We recently published a framework for quantifying the effect of diversity on ecosystem multifunctionality that takes into accounts interactions and trade-offs among multiple functions, and tested it using data from a pan-European grassland manipulation. Next, we incorporated data from nearly 100 published experiments to show that the positive association between biodiversity and ecosystem multifunctionality is quite general across systems and trophic levels.
Patterns and drivers of components of biodiversity in a Chesapeake Bay groundfish assemblage (NSF Dimensions of Biodiversity Distributed Graduate Seminar)
Reconciling local and regional processes is a fundamental question in ecology, and diversity can help us better understand and address this question. More importantly, we are beginning to realize that different aspects of diversity, including taxonomic, functional, and phylogenetic, can better elucidate the drivers of diversity across spatial scales. Along with several other graduate students at VIMS, we have been using data from long-term fisheries stock assessments in the Chesapeake Bay to address ecological questions, integrating morphological, life historical, and genetic data to describe diversity in this dynamic and important estuarine system. We found that the evenness with which biomass is distributed along functional and phylogenetic trees has large implications for patterns of groundfish diversity, sustaining peaks well into the fall, after many species have migrated out of the Bay.
This work has been done as part of the NSF Dimensions of Biodiversity Distributed Graduate Seminar, a novel educational model that unites graduate students at 15 universities globally to integrate research on biodiversity. You can read more about the network in this interview with Nature Jobs.
Impacts of micropredators on recently settled bay scallops (Virginia SeaGrant)

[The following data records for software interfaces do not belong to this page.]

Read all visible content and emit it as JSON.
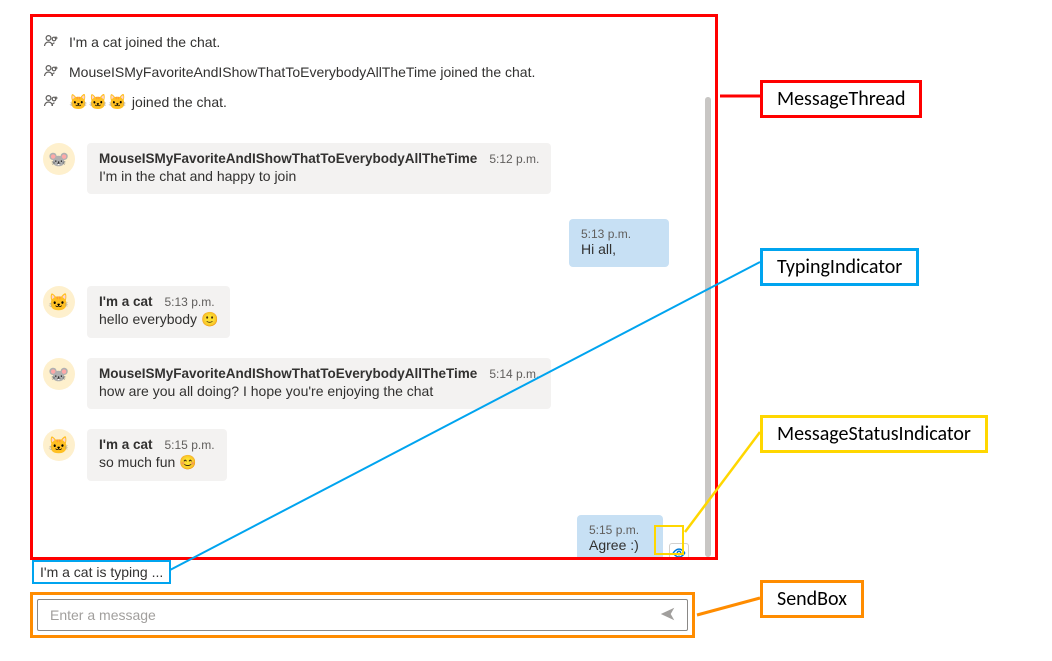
{
  "system_joins": [
    {
      "text": "I'm a cat joined the chat."
    },
    {
      "text": "MouseISMyFavoriteAndIShowThatToEverybodyAllTheTime joined the chat."
    },
    {
      "text_prefix_emoji": "🐱🐱🐱",
      "text": " joined the chat."
    }
  ],
  "messages": [
    {
      "id": "m1",
      "avatar_emoji": "🐭",
      "sender": "MouseISMyFavoriteAndIShowThatToEverybodyAllTheTime",
      "time": "5:12 p.m.",
      "text": "I'm in the chat and happy to join"
    },
    {
      "id": "m2",
      "mine": true,
      "time": "5:13 p.m.",
      "text": "Hi all,"
    },
    {
      "id": "m3",
      "avatar_emoji": "🐱",
      "sender": "I'm a cat",
      "time": "5:13 p.m.",
      "text": "hello everybody 🙂"
    },
    {
      "id": "m4",
      "avatar_emoji": "🐭",
      "sender": "MouseISMyFavoriteAndIShowThatToEverybodyAllTheTime",
      "time": "5:14 p.m.",
      "text": "how are you all doing? I hope you're enjoying the chat"
    },
    {
      "id": "m5",
      "avatar_emoji": "🐱",
      "sender": "I'm a cat",
      "time": "5:15 p.m.",
      "text": "so much fun 😊"
    },
    {
      "id": "m6",
      "mine": true,
      "time": "5:15 p.m.",
      "text": "Agree :)",
      "status": "seen"
    }
  ],
  "typing": {
    "text": "I'm a cat is typing ..."
  },
  "sendbox": {
    "placeholder": "Enter a message"
  },
  "labels": {
    "thread": "MessageThread",
    "typing": "TypingIndicator",
    "status": "MessageStatusIndicator",
    "sendbox": "SendBox"
  },
  "icons": {
    "people_add": "people-add-icon",
    "seen": "seen-eye-icon",
    "send": "send-icon"
  }
}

Seagrasses have been missing from Virginia’s coastal bays since the 1930s until recently, when efforts to restore this important foundational species have been massively successful. Now that the seagrass has been re-established, focus has turned to restoring other organisms that once relied on the seagrass habitat. The bay scallop, Argopecten irradians, was at one time a thriving fishery in these coastal bays, but has not been seen since the pandemic loss of seagrass. Successful restoration of the scallop requires knowledge of both the aquaculture and ecology of this species. Using a series of experimental assays, I showed for the first time that small invertebrate grazers can control populations of juvenile bay scallops through direct predation, with mortality reaching as much as 60% per day.